at the Shriner's Club on High Point Road.

We hope you will join us for this event.    Reservation Information is on the website home page.

A Bit of History ....

In Scotland and the northern part of England, the last day of the year is known as Hogmanay. There are a number of theories as to where the name comes from, one of them being that it derives from the ancient Scandinavian name for the night preceding the feast of Yule (Hoggu-nott or Hogg-night). Another is that it comes from the French expression, Au gui l'an neuf (New Year's gift).

Scottish children, often wearing a sheet doubled up in front to form a huge pocket, would call at the homes of the wealthy on this day and ask for their traditional gift of an
oatmeal cake. They would call out, "Hogmanay!" and recite traditional rhymes and/or sing songs in return for which they'd be given cakes to take home. It is for this reason that December 31 was also referred to as Cake Day .

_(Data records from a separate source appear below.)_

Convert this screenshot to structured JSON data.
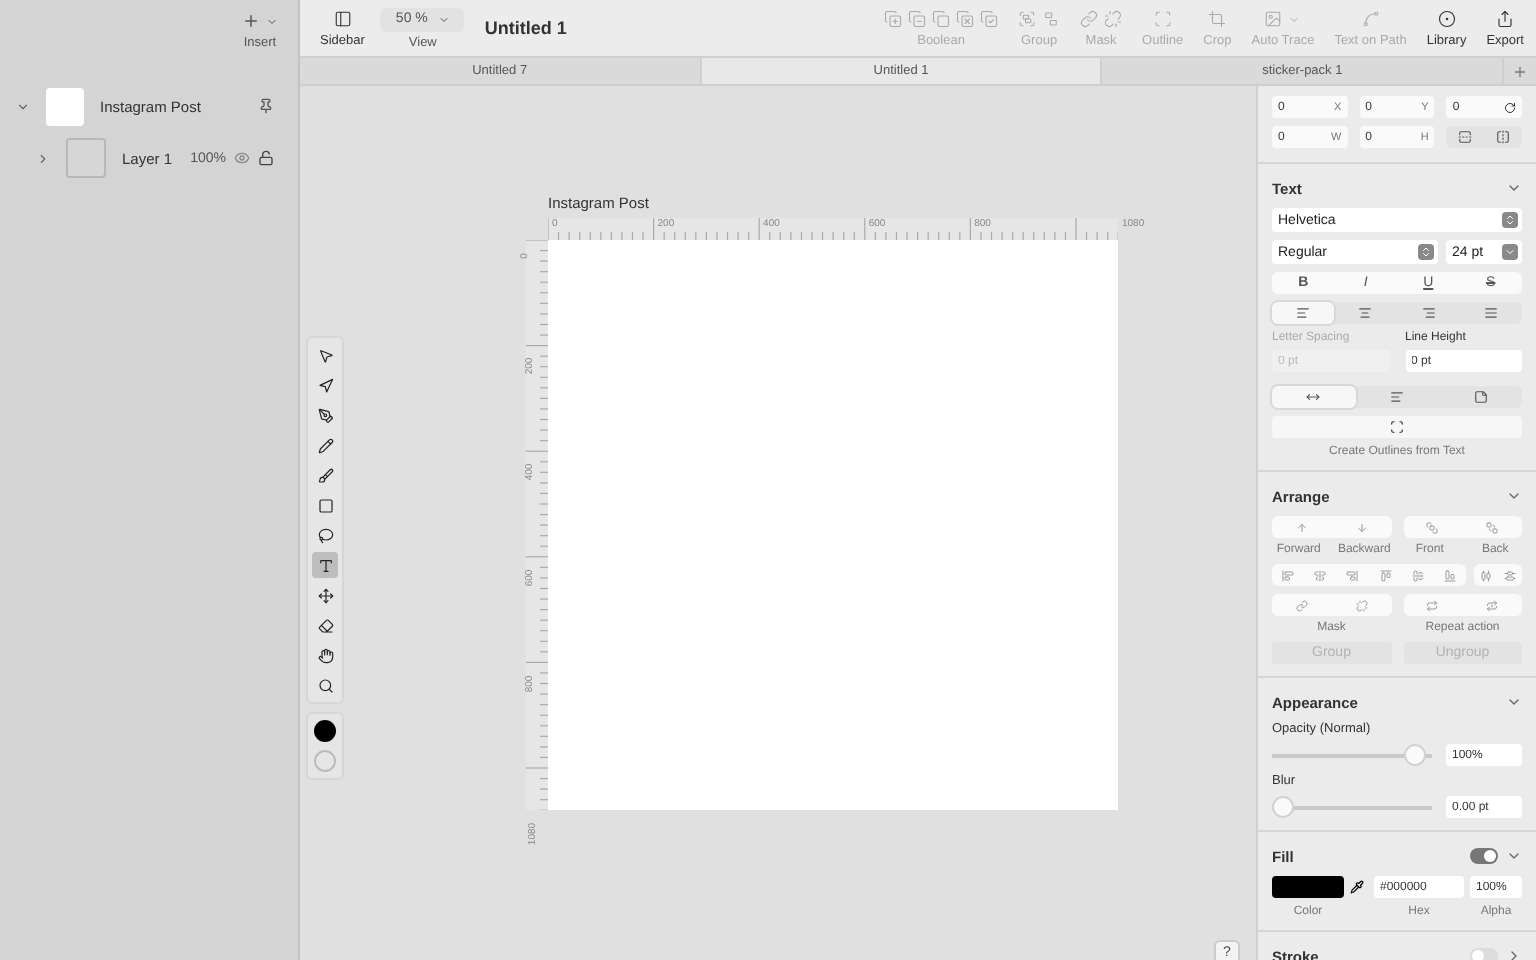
{
  "sidebar": {
    "insert_label": "Insert",
    "artboards": [
      {
        "name": "Instagram Post",
        "expanded": true,
        "children": [
          {
            "name": "Layer 1",
            "expanded": false,
            "opacity": "100%",
            "visible": true,
            "locked": false
          }
        ]
      }
    ]
  },
  "toolbar": {
    "sidebar_label": "Sidebar",
    "zoom": "50 %",
    "view_label": "View",
    "document_title": "Untitled 1",
    "actions": [
      {
        "label": "Boolean",
        "kind": "boolean",
        "disabled": true
      },
      {
        "label": "Group",
        "kind": "group",
        "disabled": true
      },
      {
        "label": "Mask",
        "kind": "mask",
        "disabled": true
      },
      {
        "label": "Outline",
        "kind": "outline",
        "disabled": true
      },
      {
        "label": "Crop",
        "kind": "crop",
        "disabled": true
      },
      {
        "label": "Auto Trace",
        "kind": "trace",
        "disabled": true
      },
      {
        "label": "Text on Path",
        "kind": "textpath",
        "disabled": true
      },
      {
        "label": "Library",
        "kind": "library",
        "disabled": false
      },
      {
        "label": "Export",
        "kind": "export",
        "disabled": false
      }
    ]
  },
  "tabs": [
    {
      "label": "Untitled 7",
      "selected": false
    },
    {
      "label": "Untitled 1",
      "selected": true
    },
    {
      "label": "sticker-pack 1",
      "selected": false
    }
  ],
  "tools": [
    {
      "kind": "select",
      "selected": false
    },
    {
      "kind": "direct",
      "selected": false
    },
    {
      "kind": "pen",
      "selected": false
    },
    {
      "kind": "pencil",
      "selected": false
    },
    {
      "kind": "brush",
      "selected": false
    },
    {
      "kind": "rectangle",
      "selected": false
    },
    {
      "kind": "lasso",
      "selected": false
    },
    {
      "kind": "text",
      "selected": true
    },
    {
      "kind": "transform",
      "selected": false
    },
    {
      "kind": "eraser",
      "selected": false
    },
    {
      "kind": "hand",
      "selected": false
    },
    {
      "kind": "zoom",
      "selected": false
    }
  ],
  "canvas": {
    "artboard_title": "Instagram Post",
    "x_ticks": [
      "0",
      "200",
      "400",
      "600",
      "800",
      "1080"
    ],
    "y_ticks": [
      "0",
      "200",
      "400",
      "600",
      "800",
      "1080"
    ]
  },
  "inspector": {
    "position": {
      "x": {
        "value": "0",
        "label": "X"
      },
      "y": {
        "value": "0",
        "label": "Y"
      },
      "rotation": {
        "value": "0"
      },
      "w": {
        "value": "0",
        "label": "W"
      },
      "h": {
        "value": "0",
        "label": "H"
      }
    },
    "text": {
      "title": "Text",
      "expanded": true,
      "font": "Helvetica",
      "weight": "Regular",
      "size": "24 pt",
      "styles": [
        {
          "label": "B",
          "kind": "bold",
          "selected": false
        },
        {
          "label": "I",
          "kind": "italic",
          "selected": false
        },
        {
          "label": "U",
          "kind": "underline",
          "selected": false
        },
        {
          "label": "S",
          "kind": "strike",
          "selected": false
        }
      ],
      "align": [
        {
          "selected": true
        },
        {
          "selected": false
        },
        {
          "selected": false
        },
        {
          "selected": false
        }
      ],
      "letter_spacing": {
        "label": "Letter Spacing",
        "placeholder": "0 pt",
        "disabled": true
      },
      "line_height": {
        "label": "Line Height",
        "value": "0 pt",
        "disabled": false
      },
      "modes": [
        {
          "selected": true
        },
        {
          "selected": false
        },
        {
          "selected": false
        }
      ],
      "outline_caption": "Create Outlines from Text"
    },
    "arrange": {
      "title": "Arrange",
      "expanded": true,
      "order": [
        "Forward",
        "Backward",
        "Front",
        "Back"
      ],
      "extra": [
        "Mask",
        "Repeat action"
      ],
      "buttons": [
        {
          "label": "Group",
          "disabled": true
        },
        {
          "label": "Ungroup",
          "disabled": true
        }
      ]
    },
    "appearance": {
      "title": "Appearance",
      "expanded": true,
      "opacity_label": "Opacity (Normal)",
      "opacity": {
        "level": 0.95,
        "value": "100%"
      },
      "blur_label": "Blur",
      "blur": {
        "level": 0,
        "value": "0.00 pt"
      }
    },
    "fill": {
      "title": "Fill",
      "expanded": true,
      "on": true,
      "hex": "#000000",
      "alpha": "100%",
      "labels": [
        "Color",
        "Hex",
        "Alpha"
      ]
    },
    "stroke": {
      "title": "Stroke",
      "expanded": false,
      "on": false
    }
  },
  "help": "?"
}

Today Hogmanay is celebrated much the same as New Year's Eve in the rest of the Western world, with street and house parties. Such fire ceremonies as torchlight processions and lighting New Year's fires are popular traditions as well. Below are some interesting links for discovering Hogmanay.

 

 

 

 About: Scotland, Where New Year's is Four Days Long